◆ YOUR OBJECTIVE:
Track down each line below containing the string "icon" and copy it.

◆ MATERIAL PROVIDED:
● ● ● ● ● ● ●
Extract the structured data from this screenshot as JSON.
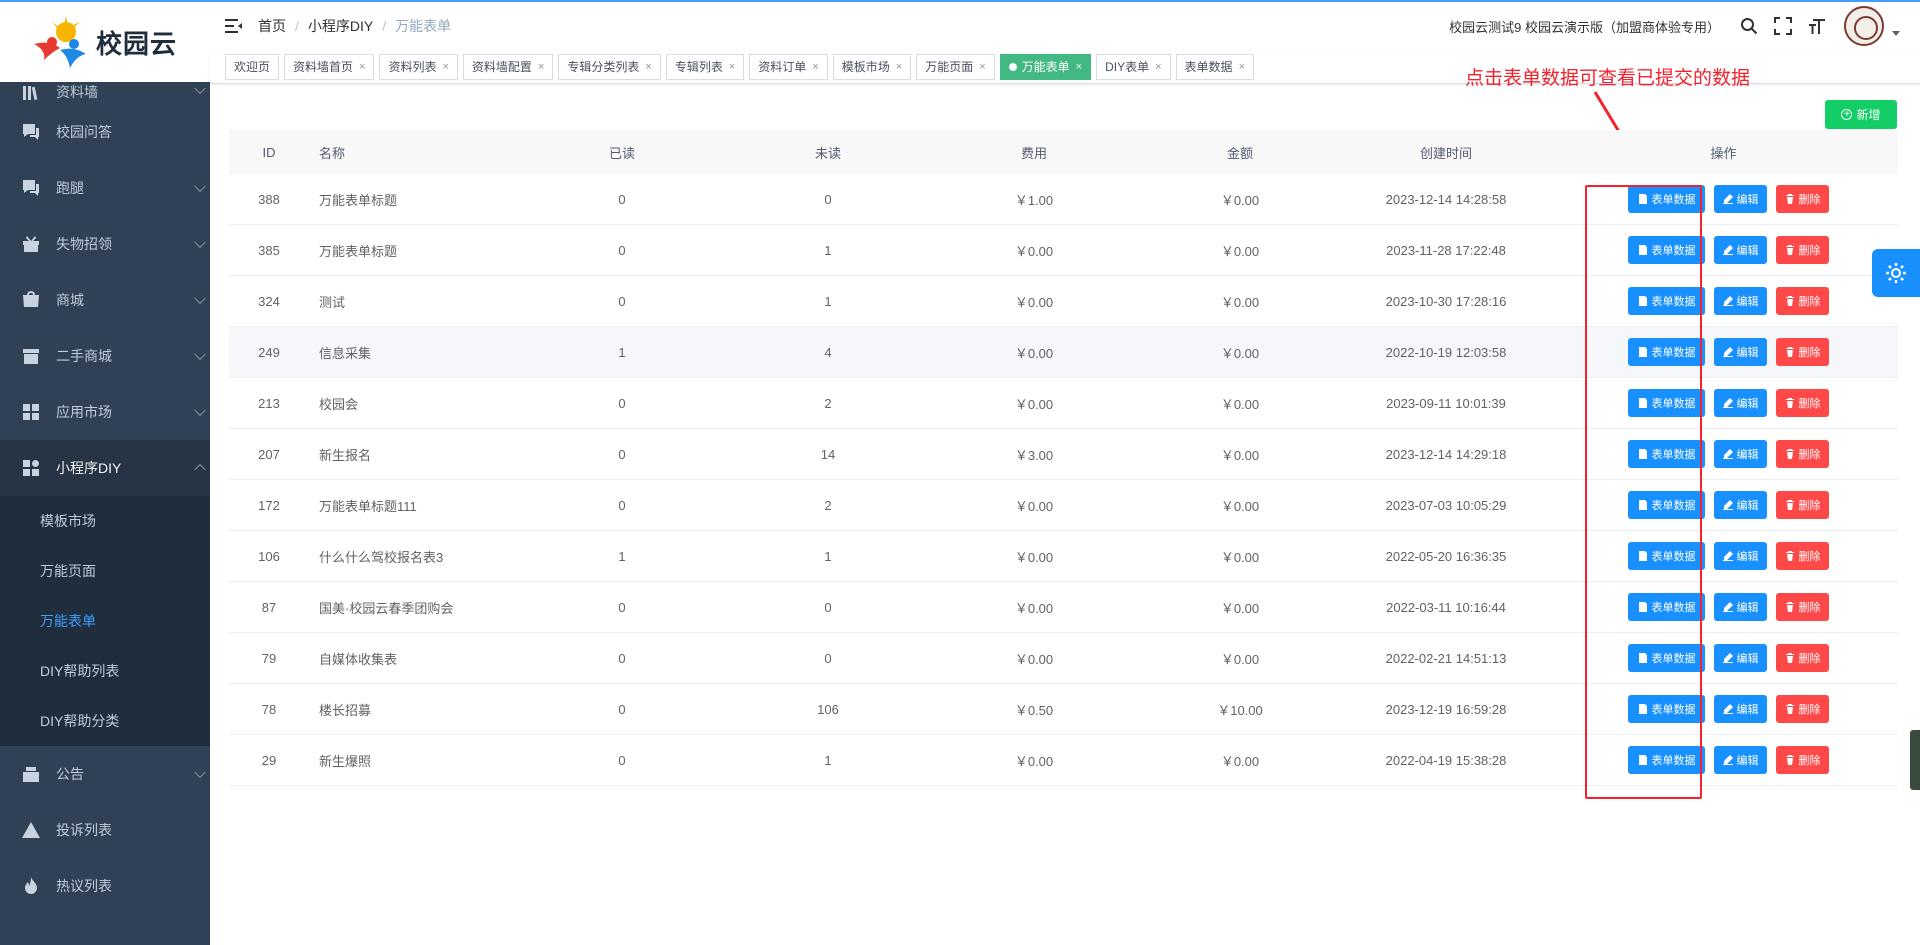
{
  "brand": {
    "name": "校园云"
  },
  "sidebar": {
    "items": [
      {
        "label": "资料墙",
        "icon": "books-icon",
        "expandable": true
      },
      {
        "label": "校园问答",
        "icon": "question-chat-icon",
        "expandable": false
      },
      {
        "label": "跑腿",
        "icon": "question-chat-icon",
        "expandable": true
      },
      {
        "label": "失物招领",
        "icon": "gift-icon",
        "expandable": true
      },
      {
        "label": "商城",
        "icon": "shop-icon",
        "expandable": true
      },
      {
        "label": "二手商城",
        "icon": "store-icon",
        "expandable": true
      },
      {
        "label": "应用市场",
        "icon": "apps-icon",
        "expandable": true
      },
      {
        "label": "小程序DIY",
        "icon": "apps-icon",
        "expandable": true,
        "open": true
      },
      {
        "label": "公告",
        "icon": "notice-icon",
        "expandable": true
      },
      {
        "label": "投诉列表",
        "icon": "warning-icon",
        "expandable": false
      },
      {
        "label": "热议列表",
        "icon": "fire-icon",
        "expandable": false
      }
    ],
    "submenu": [
      {
        "label": "模板市场"
      },
      {
        "label": "万能页面"
      },
      {
        "label": "万能表单",
        "active": true
      },
      {
        "label": "DIY帮助列表"
      },
      {
        "label": "DIY帮助分类"
      }
    ]
  },
  "header": {
    "breadcrumb": [
      "首页",
      "小程序DIY",
      "万能表单"
    ],
    "user_text": "校园云测试9 校园云演示版（加盟商体验专用）"
  },
  "tags": [
    {
      "label": "欢迎页",
      "closable": false
    },
    {
      "label": "资料墙首页",
      "closable": true
    },
    {
      "label": "资料列表",
      "closable": true
    },
    {
      "label": "资料墙配置",
      "closable": true
    },
    {
      "label": "专辑分类列表",
      "closable": true
    },
    {
      "label": "专辑列表",
      "closable": true
    },
    {
      "label": "资料订单",
      "closable": true
    },
    {
      "label": "模板市场",
      "closable": true
    },
    {
      "label": "万能页面",
      "closable": true
    },
    {
      "label": "万能表单",
      "closable": true,
      "active": true
    },
    {
      "label": "DIY表单",
      "closable": true
    },
    {
      "label": "表单数据",
      "closable": true
    }
  ],
  "annotation": {
    "text": "点击表单数据可查看已提交的数据"
  },
  "toolbar": {
    "add_label": "新增"
  },
  "table": {
    "headers": {
      "id": "ID",
      "name": "名称",
      "read": "已读",
      "unread": "未读",
      "fee": "费用",
      "amount": "金额",
      "time": "创建时间",
      "op": "操作"
    },
    "buttons": {
      "form": "表单数据",
      "edit": "编辑",
      "delete": "删除"
    },
    "rows": [
      {
        "id": "388",
        "name": "万能表单标题",
        "read": "0",
        "unread": "0",
        "fee": "￥1.00",
        "amount": "￥0.00",
        "time": "2023-12-14 14:28:58"
      },
      {
        "id": "385",
        "name": "万能表单标题",
        "read": "0",
        "unread": "1",
        "fee": "￥0.00",
        "amount": "￥0.00",
        "time": "2023-11-28 17:22:48"
      },
      {
        "id": "324",
        "name": "测试",
        "read": "0",
        "unread": "1",
        "fee": "￥0.00",
        "amount": "￥0.00",
        "time": "2023-10-30 17:28:16"
      },
      {
        "id": "249",
        "name": "信息采集",
        "read": "1",
        "unread": "4",
        "fee": "￥0.00",
        "amount": "￥0.00",
        "time": "2022-10-19 12:03:58"
      },
      {
        "id": "213",
        "name": "校园会",
        "read": "0",
        "unread": "2",
        "fee": "￥0.00",
        "amount": "￥0.00",
        "time": "2023-09-11 10:01:39"
      },
      {
        "id": "207",
        "name": "新生报名",
        "read": "0",
        "unread": "14",
        "fee": "￥3.00",
        "amount": "￥0.00",
        "time": "2023-12-14 14:29:18"
      },
      {
        "id": "172",
        "name": "万能表单标题111",
        "read": "0",
        "unread": "2",
        "fee": "￥0.00",
        "amount": "￥0.00",
        "time": "2023-07-03 10:05:29"
      },
      {
        "id": "106",
        "name": "什么什么驾校报名表3",
        "read": "1",
        "unread": "1",
        "fee": "￥0.00",
        "amount": "￥0.00",
        "time": "2022-05-20 16:36:35"
      },
      {
        "id": "87",
        "name": "国美·校园云春季团购会",
        "read": "0",
        "unread": "0",
        "fee": "￥0.00",
        "amount": "￥0.00",
        "time": "2022-03-11 10:16:44"
      },
      {
        "id": "79",
        "name": "自媒体收集表",
        "read": "0",
        "unread": "0",
        "fee": "￥0.00",
        "amount": "￥0.00",
        "time": "2022-02-21 14:51:13"
      },
      {
        "id": "78",
        "name": "楼长招募",
        "read": "0",
        "unread": "106",
        "fee": "￥0.50",
        "amount": "￥10.00",
        "time": "2023-12-19 16:59:28"
      },
      {
        "id": "29",
        "name": "新生爆照",
        "read": "0",
        "unread": "1",
        "fee": "￥0.00",
        "amount": "￥0.00",
        "time": "2022-04-19 15:38:28"
      }
    ]
  },
  "colors": {
    "sidebar_bg": "#304156",
    "primary": "#1890ff",
    "success": "#13ce66",
    "danger": "#ff4949",
    "tag_active": "#42b983",
    "annotation": "#f5222d"
  }
}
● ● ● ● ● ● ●
◆ RESPONSE:
        "icon": "books-icon",
        "icon": "question-chat-icon",
        "icon": "question-chat-icon",
        "icon": "gift-icon",
        "icon": "shop-icon",
        "icon": "store-icon",
        "icon": "apps-icon",
        "icon": "apps-icon",
        "icon": "notice-icon",
        "icon": "warning-icon",
        "icon": "fire-icon",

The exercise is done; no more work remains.